MTA officials plan to publish a “totally redone” proposal for bus routes in the World’s Borough some time in the first quarter of 2022, in other words by the end of March, after the agency’s sweeping earlier proposal faced backlash from locals during heated public meetings just before the pandemic.
“What you’re going to see is a totally redone draft plan in Queens,” said interim New York City Transit President Craig Cipriano during a press conference after MTA’s monthly board meeting on Dec. 15.
MTA halted efforts to remake its bus routes borough-by-borough during the pandemic and the Queens proposal already had a draft plan before the pause.
The prior plan describes the Queens network as a “confusing labyrinth” combining old trolley lines and routes run by competing private bus companies predating the MTA.
Bus ridership in Queens was on the decline before the pandemic, shrinking by 5.4% during 2014-2019 from 728,872 to 689,702 average weekday riders, as speeds slowed to 8.7 miles per hour.
The old plan proposed to wipe the slate clean and introduce a whole new bus network with straighter and simplified routes and stops spaced further apart, but locals balked at the elimination of some routes at public meetings before the plans were put on hold.
More than 11,000 people have sent in comments about the previously-proposed changes to the borough’s sprawling bus network, according to Cipriano.
“The core piece of redesign efforts is listening to our customers and other stakeholders, electeds, and you’re going to see that with the Queens redesign,” he said.
MTA’s acting chairperson and CEO Janno Lieber — who has promoted better buses as an “engine of equity,” due to the people movers disproportionately serving lower-income communities of color — said it was crucial to hear out Queens residents.
“There’s no place that buses matter more than Queens, because the history of the city,” Lieber said. “It has 2.3 million people but a lot less subway service than other parts of the city so bus redesign, Queens, really important and it deserves full attention in the months to come.”
MTA revived the borough redesigns in August starting with the Bronx, which was the first borough to get a redesign approved by the Authority’s 21-member board Wednesday since the agency overhauled the Staten Island Express Bus routes back in 2018.
The agency will start working on the northern borough’s 46 routes in the summer of 2022, redrawing 16 of them and adding two new ones, while collaborating with the city’s Department of Transportation — which controls the streets — to paint red bus lanes on high-traffic corridors.

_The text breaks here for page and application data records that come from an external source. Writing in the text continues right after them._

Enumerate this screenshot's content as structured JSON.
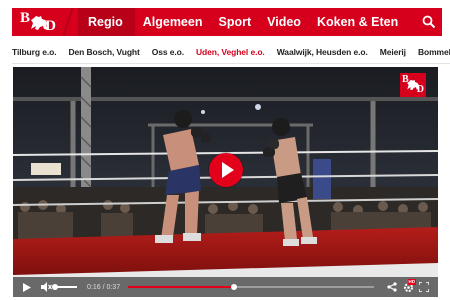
{
  "brand": {
    "logo_text": "BD",
    "accent": "#d6001c"
  },
  "nav": {
    "items": [
      {
        "label": "Regio",
        "active": true
      },
      {
        "label": "Algemeen"
      },
      {
        "label": "Sport"
      },
      {
        "label": "Video"
      },
      {
        "label": "Koken & Eten"
      }
    ],
    "search_icon": "search-icon"
  },
  "subnav": {
    "items": [
      {
        "label": "Tilburg e.o."
      },
      {
        "label": "Den Bosch, Vught"
      },
      {
        "label": "Oss e.o."
      },
      {
        "label": "Uden, Veghel e.o.",
        "active": true
      },
      {
        "label": "Waalwijk, Heusden e.o."
      },
      {
        "label": "Meierij"
      },
      {
        "label": "Bommelerwaard"
      }
    ]
  },
  "video": {
    "watermark": "BD",
    "time_display": "0:16 / 0:37",
    "progress": 0.432,
    "volume": 0.0,
    "icons": [
      "play-icon",
      "volume-icon",
      "share-icon",
      "hd-settings-icon",
      "fullscreen-icon"
    ],
    "hd_label": "HD"
  }
}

Officials plan to ax about 20% of stops in the Bronx, and one advocate said straphangers will likely have to sacrifice stations in Queens too in exchange for faster trips.
“Historically we’ve had some of the closest spacing [of stops] in the world and that’s part of what makes them so slow,” said Danny Pearlstein of Riders Alliance. “The bus was never meant to be a door-to-door service and MTA planners have to balance spacing with the speeds.”
“You can’t have a fast bus that stops on every corner,” he said.
The redesigns were part of MTA’s Fast Forward systemwide modernization plan pushed by former NYCT President and “train daddy” Andy Byford.
They were originally supposed to wrap up in 2021, but MTA postponed completion until 2026 citing the pandemic and staffing shortages to do all the public outreach.
The plan for the next borough, Brooklyn, was at an earlier stage pre-COVID and Cipriano said the agency will keep staff focusing on Queens for now.
“In regards to the Brooklyn redesign, we’re also going to pick up those efforts,” he said. “We’re trying to balance out… how many of those resources will be taken from Queens needed in Brooklyn. So we’ll have more to say in the coming year in that regard.”